PROBLEM REQUIREMENTS:
The whole listing that follows, pictures excepted, should be printed again exactly as given.

RECORDED INFORMATION:
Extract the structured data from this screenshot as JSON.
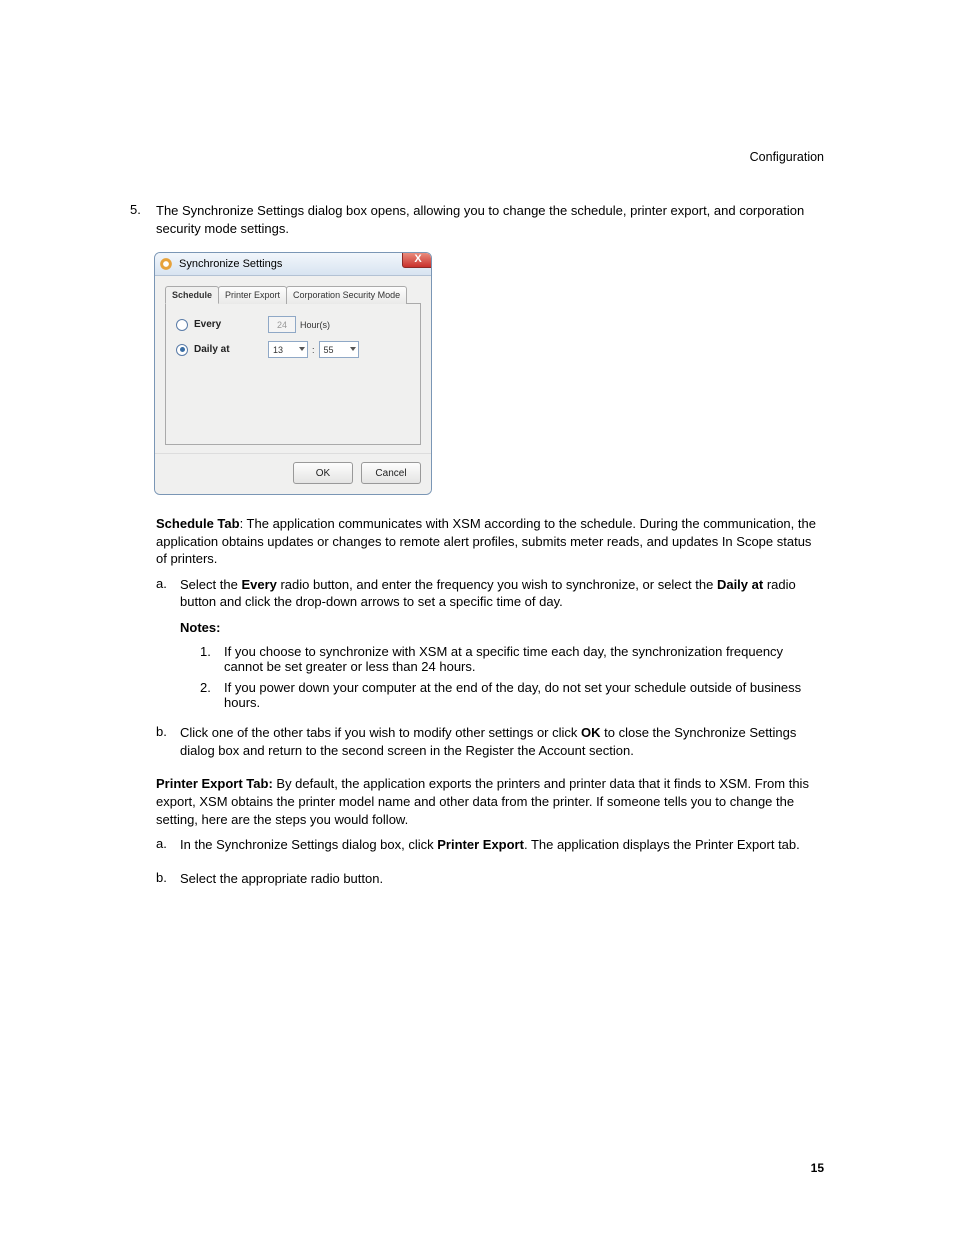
{
  "header": {
    "section_title": "Configuration"
  },
  "main": {
    "step_number": "5.",
    "step_text": "The Synchronize Settings dialog box opens, allowing you to change the schedule, printer export, and corporation security mode settings."
  },
  "dialog": {
    "title": "Synchronize Settings",
    "close_glyph": "X",
    "tabs": {
      "schedule": "Schedule",
      "printer_export": "Printer Export",
      "csm": "Corporation Security Mode"
    },
    "every_label": "Every",
    "every_value": "24",
    "every_unit": "Hour(s)",
    "daily_label": "Daily at",
    "daily_hour": "13",
    "daily_sep": ":",
    "daily_min": "55",
    "ok": "OK",
    "cancel": "Cancel"
  },
  "schedule_tab": {
    "label": "Schedule Tab",
    "desc": ": The application communicates with XSM according to the schedule. During the communication, the application obtains updates or changes to remote alert profiles, submits meter reads, and updates In Scope status of printers.",
    "a_marker": "a.",
    "a_pre": "Select the ",
    "a_bold1": "Every",
    "a_mid": " radio button, and enter the frequency you wish to synchronize, or select the ",
    "a_bold2": "Daily at",
    "a_post": " radio button and click the drop-down arrows to set a specific time of day.",
    "notes_label": "Notes:",
    "n1_marker": "1.",
    "n1_text": "If you choose to synchronize with XSM at a specific time each day, the synchronization frequency cannot be set greater or less than 24 hours.",
    "n2_marker": "2.",
    "n2_text": "If you power down your computer at the end of the day, do not set your schedule outside of business hours.",
    "b_marker": "b.",
    "b_pre": "Click one of the other tabs if you wish to modify other settings or click ",
    "b_bold": "OK",
    "b_post": " to close the Synchronize Settings dialog box and return to the second screen in the Register the Account section."
  },
  "printer_tab": {
    "label": "Printer Export Tab:",
    "desc": " By default, the application exports the printers and printer data that it finds to XSM. From this export, XSM obtains the printer model name and other data from the printer. If someone tells you to change the setting, here are the steps you would follow.",
    "a_marker": "a.",
    "a_pre": "In the Synchronize Settings dialog box, click ",
    "a_bold": "Printer Export",
    "a_post": ". The application displays the Printer Export tab.",
    "b_marker": "b.",
    "b_text": "Select the appropriate radio button."
  },
  "footer": {
    "page_number": "15"
  }
}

OUTPUT FOR THIS TASK:
Extract the structured data from this screenshot as JSON.
{
  "header": {
    "section_title": "Configuration"
  },
  "main": {
    "step_number": "5.",
    "step_text": "The Synchronize Settings dialog box opens, allowing you to change the schedule, printer export, and corporation security mode settings."
  },
  "dialog": {
    "title": "Synchronize Settings",
    "close_glyph": "X",
    "tabs": {
      "schedule": "Schedule",
      "printer_export": "Printer Export",
      "csm": "Corporation Security Mode"
    },
    "every_label": "Every",
    "every_value": "24",
    "every_unit": "Hour(s)",
    "daily_label": "Daily at",
    "daily_hour": "13",
    "daily_sep": ":",
    "daily_min": "55",
    "ok": "OK",
    "cancel": "Cancel"
  },
  "schedule_tab": {
    "label": "Schedule Tab",
    "desc": ": The application communicates with XSM according to the schedule. During the communication, the application obtains updates or changes to remote alert profiles, submits meter reads, and updates In Scope status of printers.",
    "a_marker": "a.",
    "a_pre": "Select the ",
    "a_bold1": "Every",
    "a_mid": " radio button, and enter the frequency you wish to synchronize, or select the ",
    "a_bold2": "Daily at",
    "a_post": " radio button and click the drop-down arrows to set a specific time of day.",
    "notes_label": "Notes:",
    "n1_marker": "1.",
    "n1_text": "If you choose to synchronize with XSM at a specific time each day, the synchronization frequency cannot be set greater or less than 24 hours.",
    "n2_marker": "2.",
    "n2_text": "If you power down your computer at the end of the day, do not set your schedule outside of business hours.",
    "b_marker": "b.",
    "b_pre": "Click one of the other tabs if you wish to modify other settings or click ",
    "b_bold": "OK",
    "b_post": " to close the Synchronize Settings dialog box and return to the second screen in the Register the Account section."
  },
  "printer_tab": {
    "label": "Printer Export Tab:",
    "desc": " By default, the application exports the printers and printer data that it finds to XSM. From this export, XSM obtains the printer model name and other data from the printer. If someone tells you to change the setting, here are the steps you would follow.",
    "a_marker": "a.",
    "a_pre": "In the Synchronize Settings dialog box, click ",
    "a_bold": "Printer Export",
    "a_post": ". The application displays the Printer Export tab.",
    "b_marker": "b.",
    "b_text": "Select the appropriate radio button."
  },
  "footer": {
    "page_number": "15"
  }
}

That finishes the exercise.